PLENTY OF PUPPETS | Year 2 have been making spoon puppets in their Art lessons this week. They used wool and scraps of fabric to create their own individual and characterful puppet, and then had great fun using them in the puppet theatre to tell their own stories.
Year 4P performed a shadow puppet show to Years 1 and 2 this week in St Katharines Hall. This was the culmination of several weeks' work as part of their Unit of Inquiry on Light. Before the half-term holiday, the children worked hard on retelling traditional tales. They chose the tales of the Chinese Zodiac and Jack and the Beanstalk to retell and perform using shadow puppets. The children worked hard to prepare their performances with Mrs Stewart during their Drama lessons. James, Paula and Ishbel were amazing narrators, whilst the rest of the class displayed superb organisational skills as the puppeteers.

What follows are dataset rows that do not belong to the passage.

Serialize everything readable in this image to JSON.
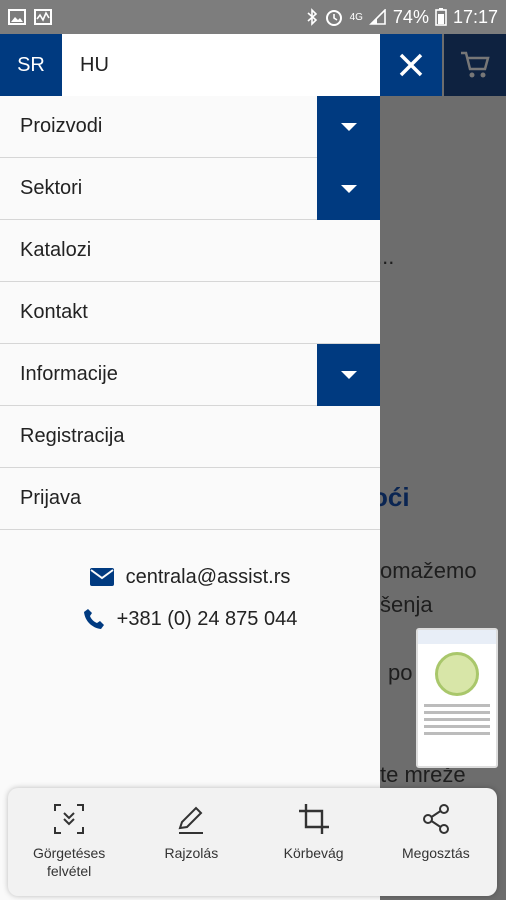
{
  "status_bar": {
    "battery": "74%",
    "time": "17:17",
    "network": "4G"
  },
  "drawer": {
    "lang_active": "SR",
    "lang_other": "HU",
    "menu": [
      {
        "label": "Proizvodi",
        "has_submenu": true
      },
      {
        "label": "Sektori",
        "has_submenu": true
      },
      {
        "label": "Katalozi",
        "has_submenu": false
      },
      {
        "label": "Kontakt",
        "has_submenu": false
      },
      {
        "label": "Informacije",
        "has_submenu": true
      },
      {
        "label": "Registracija",
        "has_submenu": false
      },
      {
        "label": "Prijava",
        "has_submenu": false
      }
    ],
    "email": "centrala@assist.rs",
    "phone": "+381 (0) 24 875 044"
  },
  "background_page": {
    "ellipsis": "...",
    "heading_fragment": "oći",
    "text_lines": [
      "omažemo",
      "šenja",
      "po",
      "te  mreže"
    ]
  },
  "toolbar": {
    "items": [
      {
        "label": "Görgetéses\nfelvétel",
        "icon": "scroll-capture-icon"
      },
      {
        "label": "Rajzolás",
        "icon": "pencil-icon"
      },
      {
        "label": "Körbevág",
        "icon": "crop-icon"
      },
      {
        "label": "Megosztás",
        "icon": "share-icon"
      }
    ]
  },
  "colors": {
    "brand_blue": "#003a80",
    "drawer_bg": "#fafafa",
    "overlay": "#6d6d6d"
  }
}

The pupils are already looking forward to the Clydebuilt Puppet performance and workshop next week!
PERFECT PANCAKES | Year 2 enjoyed making pancakes on Shrove Tuesday. They measured out the flour, baking powder, sugar, eggs, and milk using electronic scales, whisked the ingredients together, and then even had a go at flipping them as well. After that, they enjoyed eating their delicious creations!
GREEN-FINGERED GARDENERS | There was some beautiful sunshine this week, and so a number of the children spent their lunch break gardening. They weeded the flower border, pruned the palm tree, did some digging in the polytunnel, and started preparing a potato bed. They then indulged in a spot of sunbathing to recover!
COUNTING COINS | This week, Year 3 have been pretending that they are old-fashioned bankers and learned the value of different coins. They have counted money, exchanged money, made money, and used money practically - no contactless payment in the Year 3 classroom!
FRIENDSHIP BENCH | The Peer Listening team met this week for further training, and to hand over the duty lanyards to other team members. A friendship bench was proposed and discussed, and Miss Fisher soon put some of the team to work repainting the Years 1-3 friendship bench. We are hoping to have something similar in place for Years 4-7 by the Summer Term.
ALTERNATIVE VIEWPOINTS | This week, Year 1 have continued with their Inquiry into the story of the Three Little Pigs and building materials by investigating 3D shapes. The Fairyland Police have had a tough time hunting for two potentially destructive criminals (the Big Bad Wolf and, the lesser known but equally threatening, Big Bad Pig) whilst to parchitects have been investigating alternative housing solutions to keep the Fairyland residents safe. There have been some fascinating conversations and the pupils have been learning to examine situations from alternative viewpoints. For example, they have been considering how they could help Pig 3 to build the strongest house possible and questioned whether the Wolf was the 'bad guy' that he seems to be on first reading of the story. Keep up the good work, Year 1!
HISTORICAL CONNECTIONS | This week, Year 4 have been finding out about the key events in the life of Mary, Queen of Scots who is said to have visited St Andrews three times between 1650 and 1565. The room in which the monarch stayed forms part of Queen Mary's Library here at St Leonards, with many of the original features on display! Year 4 were tasked with putting sequence cards in order, and then discussing each life event. After that, they made connections with how we live today. Great work, Year 4!
Sport in the Sunshine
SPORT IN THE SUNSHINE | The boys and girls enjoyed various fixtures in the sunshine this week.